“Reasons lead to conclusions; emotions lead to actions.” – Saatchi & Saatchi

Where do you find great stories? They are all around us, every everywhere, just waiting to be recognised and captured. They are crying out “take me, take me, I am a great story!” However, if you are not looking for great stories it is unlikely that you will find any. So, ask yourself the question: “how could I use this as a story? How can I turn this into a great story? What is the meaning, message, analogy, anecdote, irony or humour that I can liberate and how can I inspire people to take action as a result of this story?  If you can’t find your own use other people’s stories.

“I … SHAMELESSLY STEAL … stories of others’ effective actions.” Tom Peters

Your life is a story. You just have to write it yourself.


Change Begins with Choice

Is openness or receptiveness to change holding you or organisation back? How can you create durable change initiatives at your place of work? Why is change so hard?

“People are not afraid of change. They fear the unknown.” – Dick Brown, former CEO of EDS

In today’s chaotic post-crisis world we are facing more unknowns than ever before. Incremental planning based on a safe set of assumptions has been replaced by scenario planning with probabilities assigned to a range of possible outcomes. Our ability to change and overcome our fear of the unknown is largely determined by the way we think about the future.
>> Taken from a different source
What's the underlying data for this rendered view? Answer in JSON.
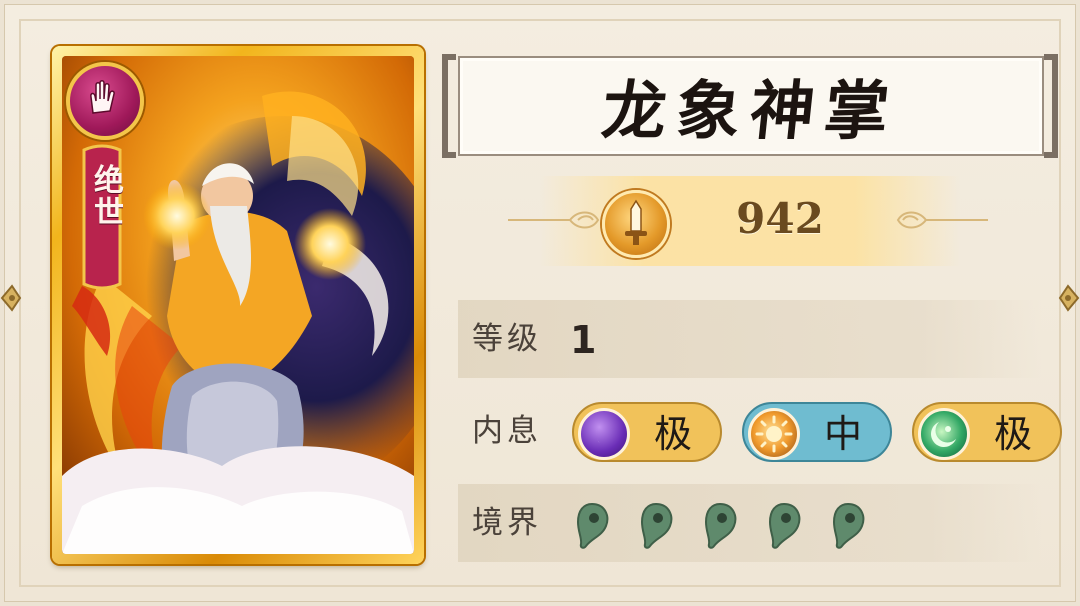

Adaptive Thinking is having a permanent focus on the desired outcomes while constructively responding to change in pursuit of achieving those goals. Adaptive thinking is the application of Divergent thinking (Possibility thinking) creating choices followed by Convergent thinking (Critical thinking) making a choice. But the secret to success lies in using both these thinking approaches sequentially: Divergent thinking AND then Convergent thinking, in that order.

“The future belongs to those who see possibilities before they become obvious.” – John Scully

“The best way to predict the future is to create it.” – Peter Drucker

Building our Future is a mindset, a conscious choice about how we choose to think and how we choose to respond to change. Develop your level of Adaptive thinking and you will increase your mental resilience – your ability to stay focused when all else around you crashes and burns. Adaptive thinking is the best way to deal with your fear of the unknown and your people’s fear of the future. It is our responsibility to build our future.


From Stress to Serendipity: How to create 'flow' and keep it

Stress is present everywhere in our lives today. Stress in the workplace is the most dangerous and debilitating because it is often unquestioned or accepted as being “just part of the job.” But stress directly impacts our effectiveness and productivity and therefore our ability to do our job. Excessive stress or negative stress impacts our ability function normally. When we have high levels of negative stress we lose the ability to remain positive, optimistic and we lose the ability to see solutions to our problems. Our creativity shuts down. The first victims of negative stress are: creativity, innovation and a positive, optimistic outlook. And the second victims of negative stress are effectiveness, performance and productivity.

How can you transform negative stress into positive stress?

Well one simple idea is re-framing how we think and how we encourage those around us to think. Here is a simple and powerful series of questions that will create positive stress for you at work and for your team, colleagues and peers. The quality of answers you get depends on the quality of questions you ask and nothing redirects people’s thinking better than a well-phrased question.

5 Killer questions that create positive stress or ‘flow’ in the workplace.

1. What is already working? This question primes the creativity pump, builds energy and gets people involved. It shifts our focus to ‘possibility thinking’ by tapping into enthusiasm, creativity, energy, drive and collaboration leading to an increase our job satisfaction, performance and productivity. Continue Reading →